Auto low light
Adding up all of those improvements plus the class-leading LCD and its 1 000 nit max brightness makes the G7 ThinQ a formidable package, but that’s not even taking into account its party tricks. LG already has some of the best microphones in the game and endowed the G7 with even better ones. Those far-field premium mics are not only a godsend for audio recording, but also for catching your voice better when you’re summoning Google Assistant. there’s also a dedicated key below the volume rocker for more discreet beckoning of Google’s almighty powers. You see, LG don’t have a smart speaker out in the market yet and have a complete Smart ThinQ ecosystem of connected home appliances. The smartest thing to do is equip an LG device with the tools that can harness that ecosystem, and this is it. The G7 ThinQ cannot be viewed in isolation because it bares the moniker of a greater platform. When I started thinking of the LG G7 as a piece of the smart home puzzle, it immediately took on a life of its own. Ambient computing and voice control is the interface of the future and LG have just put a powerful PC in your pocket that can do all those things better than other smartphones on the market (sorry Samsung, but Bixby isn’t quite there yet).

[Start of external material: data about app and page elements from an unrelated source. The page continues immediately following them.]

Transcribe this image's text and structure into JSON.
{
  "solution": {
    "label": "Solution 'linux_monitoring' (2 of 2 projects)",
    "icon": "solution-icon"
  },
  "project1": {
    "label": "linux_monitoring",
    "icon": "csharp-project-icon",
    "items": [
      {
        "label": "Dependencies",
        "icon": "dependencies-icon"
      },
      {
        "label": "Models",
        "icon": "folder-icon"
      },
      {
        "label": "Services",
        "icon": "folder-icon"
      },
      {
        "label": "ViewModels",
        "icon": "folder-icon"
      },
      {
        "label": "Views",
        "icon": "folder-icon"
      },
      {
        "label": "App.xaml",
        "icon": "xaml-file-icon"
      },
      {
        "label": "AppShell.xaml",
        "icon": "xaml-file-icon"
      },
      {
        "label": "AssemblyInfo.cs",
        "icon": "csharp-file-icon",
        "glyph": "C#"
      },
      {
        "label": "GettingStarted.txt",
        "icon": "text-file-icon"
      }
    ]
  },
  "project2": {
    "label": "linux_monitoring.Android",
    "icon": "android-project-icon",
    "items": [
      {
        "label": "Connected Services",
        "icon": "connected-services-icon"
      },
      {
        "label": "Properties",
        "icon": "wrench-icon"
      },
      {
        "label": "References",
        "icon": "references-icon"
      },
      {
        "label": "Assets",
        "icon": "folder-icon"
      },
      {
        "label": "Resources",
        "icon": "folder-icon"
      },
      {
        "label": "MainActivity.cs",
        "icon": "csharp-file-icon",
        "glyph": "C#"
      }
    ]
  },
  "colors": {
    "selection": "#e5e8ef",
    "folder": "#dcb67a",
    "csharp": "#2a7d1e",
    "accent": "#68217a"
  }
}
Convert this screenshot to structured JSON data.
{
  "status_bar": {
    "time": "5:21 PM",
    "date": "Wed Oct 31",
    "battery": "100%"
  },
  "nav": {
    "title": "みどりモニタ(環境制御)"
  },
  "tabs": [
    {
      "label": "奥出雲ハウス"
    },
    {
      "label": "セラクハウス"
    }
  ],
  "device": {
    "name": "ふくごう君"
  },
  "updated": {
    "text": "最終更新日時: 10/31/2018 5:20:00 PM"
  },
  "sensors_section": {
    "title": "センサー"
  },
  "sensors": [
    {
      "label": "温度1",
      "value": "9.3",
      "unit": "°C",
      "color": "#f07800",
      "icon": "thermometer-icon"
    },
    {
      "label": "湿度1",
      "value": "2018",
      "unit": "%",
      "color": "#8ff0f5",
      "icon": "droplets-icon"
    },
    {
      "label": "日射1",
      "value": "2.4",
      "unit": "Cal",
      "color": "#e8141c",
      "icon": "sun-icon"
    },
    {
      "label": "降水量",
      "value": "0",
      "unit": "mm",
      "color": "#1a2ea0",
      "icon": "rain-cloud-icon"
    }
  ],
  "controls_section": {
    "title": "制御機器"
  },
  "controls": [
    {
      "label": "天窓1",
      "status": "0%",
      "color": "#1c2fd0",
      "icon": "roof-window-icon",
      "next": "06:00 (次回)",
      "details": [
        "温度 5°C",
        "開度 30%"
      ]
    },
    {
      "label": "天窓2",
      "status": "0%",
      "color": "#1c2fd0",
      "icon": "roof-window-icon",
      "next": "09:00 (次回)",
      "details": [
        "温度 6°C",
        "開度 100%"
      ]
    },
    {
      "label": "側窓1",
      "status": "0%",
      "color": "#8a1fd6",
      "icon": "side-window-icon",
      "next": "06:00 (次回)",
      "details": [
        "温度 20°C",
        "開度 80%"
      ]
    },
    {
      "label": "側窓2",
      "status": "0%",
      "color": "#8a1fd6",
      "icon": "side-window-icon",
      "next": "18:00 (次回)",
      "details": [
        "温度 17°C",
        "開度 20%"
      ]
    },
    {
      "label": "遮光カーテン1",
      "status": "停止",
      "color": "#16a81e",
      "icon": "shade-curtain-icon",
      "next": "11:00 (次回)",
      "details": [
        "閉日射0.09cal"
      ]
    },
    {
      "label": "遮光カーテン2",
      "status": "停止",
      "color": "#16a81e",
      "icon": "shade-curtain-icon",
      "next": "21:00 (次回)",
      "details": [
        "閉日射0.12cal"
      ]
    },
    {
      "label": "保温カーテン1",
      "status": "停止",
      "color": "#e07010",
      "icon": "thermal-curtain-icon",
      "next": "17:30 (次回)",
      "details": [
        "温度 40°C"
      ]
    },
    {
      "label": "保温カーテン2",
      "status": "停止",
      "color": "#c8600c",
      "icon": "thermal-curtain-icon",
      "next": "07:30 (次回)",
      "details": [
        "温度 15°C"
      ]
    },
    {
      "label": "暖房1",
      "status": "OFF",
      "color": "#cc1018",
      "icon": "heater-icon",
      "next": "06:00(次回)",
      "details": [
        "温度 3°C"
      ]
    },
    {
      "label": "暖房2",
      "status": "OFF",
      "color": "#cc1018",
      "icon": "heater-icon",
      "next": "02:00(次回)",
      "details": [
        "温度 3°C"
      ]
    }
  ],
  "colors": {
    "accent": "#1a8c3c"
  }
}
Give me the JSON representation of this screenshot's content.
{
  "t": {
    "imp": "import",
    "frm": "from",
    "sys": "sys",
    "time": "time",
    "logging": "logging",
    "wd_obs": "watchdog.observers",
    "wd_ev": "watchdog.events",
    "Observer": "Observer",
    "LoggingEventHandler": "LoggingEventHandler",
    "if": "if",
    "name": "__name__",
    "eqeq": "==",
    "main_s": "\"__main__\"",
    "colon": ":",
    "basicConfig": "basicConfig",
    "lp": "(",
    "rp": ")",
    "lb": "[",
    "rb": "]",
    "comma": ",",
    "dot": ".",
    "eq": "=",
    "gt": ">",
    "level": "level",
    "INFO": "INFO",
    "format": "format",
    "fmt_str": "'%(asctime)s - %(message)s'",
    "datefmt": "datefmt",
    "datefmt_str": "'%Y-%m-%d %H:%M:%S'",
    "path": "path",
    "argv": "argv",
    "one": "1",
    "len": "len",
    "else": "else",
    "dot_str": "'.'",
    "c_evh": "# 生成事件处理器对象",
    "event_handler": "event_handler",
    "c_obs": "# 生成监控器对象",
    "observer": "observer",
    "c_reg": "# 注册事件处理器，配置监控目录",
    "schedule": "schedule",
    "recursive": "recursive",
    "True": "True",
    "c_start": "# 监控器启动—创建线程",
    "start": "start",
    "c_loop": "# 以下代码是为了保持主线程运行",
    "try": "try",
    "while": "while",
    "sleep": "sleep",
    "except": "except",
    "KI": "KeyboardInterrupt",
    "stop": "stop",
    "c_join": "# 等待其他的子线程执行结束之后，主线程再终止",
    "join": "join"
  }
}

This is currently my favorite phone because of the flexibility of the camera system and a battery that allows for a full hour longer screen time than the Galaxy S9, and, off course, that incredible headphone jack. Now if I could only find a case for it…
R15 000, lg.com